At Harvard Business School's graduation ceremonies on Wednesday, May 27, the distinguished speaker was Scott Cook, the co-founder of Intuit, the $4.5-billion financial software company. Before Cook shared three of the lessons he's learned as an entrepreneur, two large screens flanking the stage continually flashed a single question: 

"What is one course lesson you will remember throughout your career?"

After the question flashed, the screens displayed handwritten answers from the HBS class of 2015. There were dozens of answers. Some were basic. Some were hackneyed. Some were profound. I wrote down as many as I could. Taken together, they paint a picture of the B-school takeaways that the HBS class of 2015 found to be most memorable. They also form a thorough and useful list of reminders that can help you keep perspective about what really matters in your life and career, going forward. 
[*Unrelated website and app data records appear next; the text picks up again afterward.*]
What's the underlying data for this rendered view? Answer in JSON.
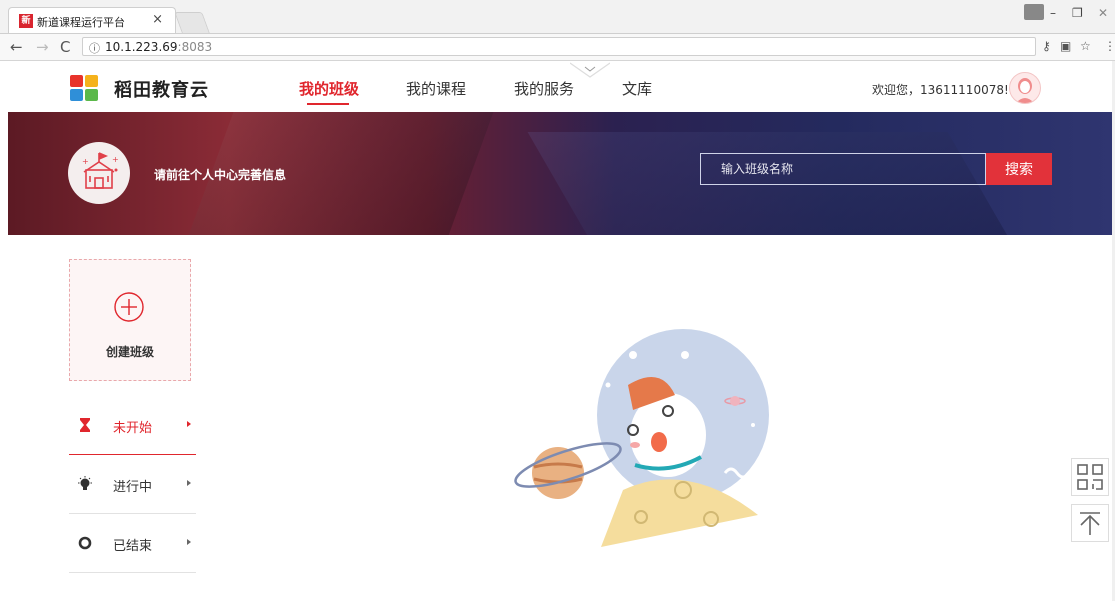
{
  "browser": {
    "tab_title": "新道课程运行平台",
    "tab_close": "×",
    "url_host": "10.1.223.69",
    "url_port": ":8083",
    "icons": [
      "back-icon",
      "forward-icon",
      "reload-icon",
      "info-icon",
      "key-icon",
      "translate-icon",
      "star-icon",
      "menu-icon"
    ]
  },
  "header": {
    "brand": "稻田教育云",
    "nav": [
      {
        "label": "我的班级",
        "active": true
      },
      {
        "label": "我的课程",
        "active": false
      },
      {
        "label": "我的服务",
        "active": false
      },
      {
        "label": "文库",
        "active": false
      }
    ],
    "welcome": "欢迎您，13611110078!"
  },
  "banner": {
    "tip": "请前往个人中心完善信息",
    "search_placeholder": "输入班级名称",
    "search_button": "搜索"
  },
  "sidebar": {
    "create_label": "创建班级",
    "statuses": [
      {
        "label": "未开始",
        "icon": "hourglass-icon",
        "active": true
      },
      {
        "label": "进行中",
        "icon": "lightbulb-icon",
        "active": false
      },
      {
        "label": "已结束",
        "icon": "stop-circle-icon",
        "active": false
      }
    ]
  },
  "colors": {
    "accent": "#e0262d",
    "banner_left": "#7a2530",
    "banner_right": "#262c60"
  }
}
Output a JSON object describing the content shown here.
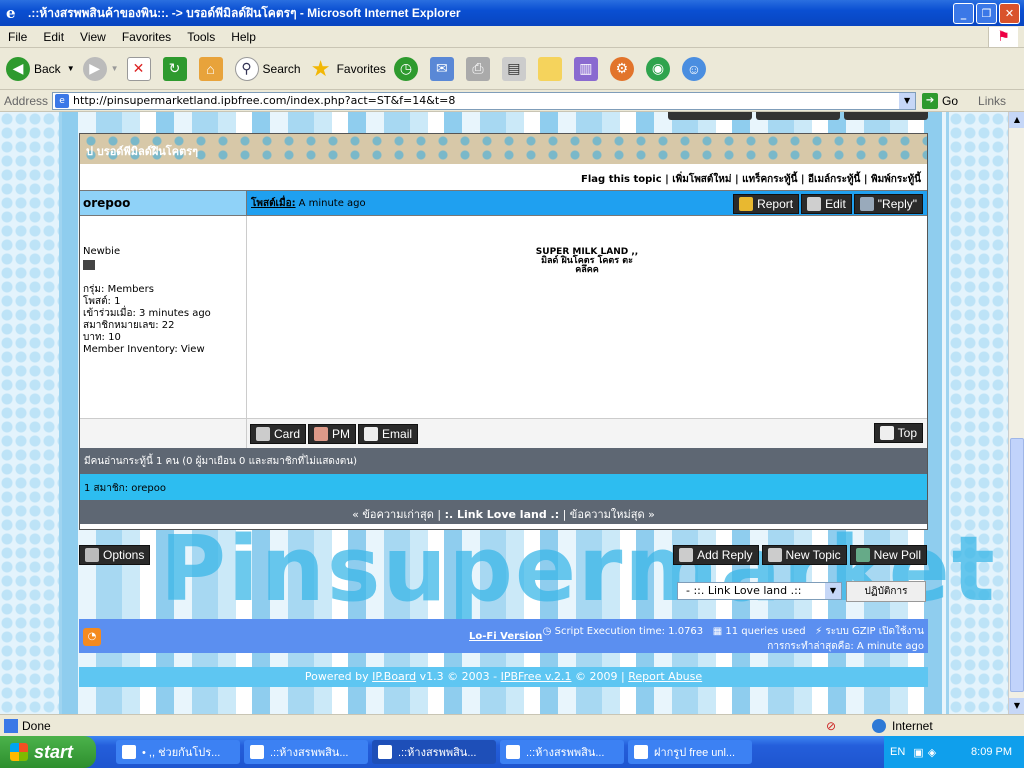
{
  "window": {
    "title": ".::ห้างสรพพสินค้าของพิน::. -> บรอด์พีมิลด์ฝินโคตรๆ - Microsoft Internet Explorer"
  },
  "menu": [
    "File",
    "Edit",
    "View",
    "Favorites",
    "Tools",
    "Help"
  ],
  "toolbar": {
    "back": "Back",
    "search": "Search",
    "favorites": "Favorites"
  },
  "address": {
    "label": "Address",
    "url": "http://pinsupermarketland.ipbfree.com/index.php?act=ST&f=14&t=8",
    "go": "Go",
    "links": "Links"
  },
  "page": {
    "header_title": "ป บรอด์พีมิลด์ฝินโคตรๆ",
    "topic_actions": "Flag this topic | เพิ่มโพสต์ใหม่ | แทร็คกระทู้นี้ | อีเมล์กระทู้นี้ | พิมพ์กระทู้นี้",
    "post": {
      "author": "orepoo",
      "posted_label": "โพสต์เมื่อ:",
      "posted_time": "A minute ago",
      "btn_report": "Report",
      "btn_edit": "Edit",
      "btn_reply": "\"Reply\"",
      "rank": "Newbie",
      "group": "กรุ่ม: Members",
      "posts": "โพสต์: 1",
      "joined": "เข้าร่วมเมื่อ: 3 minutes ago",
      "member_no": "สมาชิกหมายเลข: 22",
      "money": "บาท: 10",
      "inventory": "Member Inventory: View",
      "body_title": "SUPER MILK LAND ,,",
      "body_line1": "มิลด์ ฝินโคตร โคตร ตะ",
      "body_line2": "คลึคค",
      "btn_card": "Card",
      "btn_pm": "PM",
      "btn_email": "Email",
      "btn_top": "Top"
    },
    "online_stats": "มีคนอ่านกระทู้นี้ 1 คน (0 ผู้มาเยือน 0 และสมาชิกที่ไม่แสดงตน)",
    "online_members": "1 สมาชิก: orepoo",
    "nav_prev": "« ข้อความเก่าสุด |",
    "nav_forum": ":. Link Love land .:",
    "nav_next": "| ข้อความใหม่สุด »",
    "btn_options": "Options",
    "btn_add_reply": "Add Reply",
    "btn_new_topic": "New Topic",
    "btn_new_poll": "New Poll",
    "jump_select": "- ::. Link Love land .::",
    "jump_go": "ปฏิบัติการ",
    "lofi": "Lo-Fi Version",
    "exec_time": "Script Execution time: 1.0763",
    "queries": "11 queries used",
    "gzip": "ระบบ GZIP เปิดใช้งาน",
    "last_action": "การกระทำล่าสุดคือ: A minute ago",
    "powered_prefix": "Powered by",
    "powered_ipb": "IP.Board",
    "powered_mid": "v1.3 © 2003 -",
    "powered_ipbfree": "IPBFree v.2.1",
    "powered_year": "© 2009 |",
    "report_abuse": "Report Abuse",
    "watermark": "Pinsupermarket"
  },
  "status": {
    "text": "Done",
    "zone": "Internet"
  },
  "taskbar": {
    "start": "start",
    "tasks": [
      "• ,, ช่วยกันโปร...",
      ".::ห้างสรพพสิน...",
      ".::ห้างสรพพสิน...",
      ".::ห้างสรพพสิน...",
      "ฝากรูป free unl..."
    ],
    "lang": "EN",
    "clock": "8:09 PM"
  }
}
1. Listen.

2. Every short-term decision has long-term implications.

3. Assume every email is a public document.

4. Don't run out of cash. 

5. It's not about who is right; it's about what is right. 

6. Think deeply about how you can empower those around you to be successful. 

7. Just be a decent human being. Oh, and listen more than you talk.

8. For a signal to really count, it must be costly.

9. Ask questions to learn different perspectives--inquiry vs. advocacy. 

10. Pursue your passions, not a paycheck. 

11. Even actions that are lawful can be awful. 

12. Government debt is not the same as corporate debt.

13. Let myself be vulnerable. 

14. Success at work can never compensate for failure at home. 

15. Don't worry alone; build a support team. 

16. Identify your sources of happiness and protect them. 

17. Kaizen (a.k.a. the practice of continuous improvement). 

18. The only sign of life is growth. 

19. Culture eats strategy for lunch; be safe, be sure.

20. The job is not as important as the rest of my life. 

21. It's never too late to turn back, change directions, or start anew.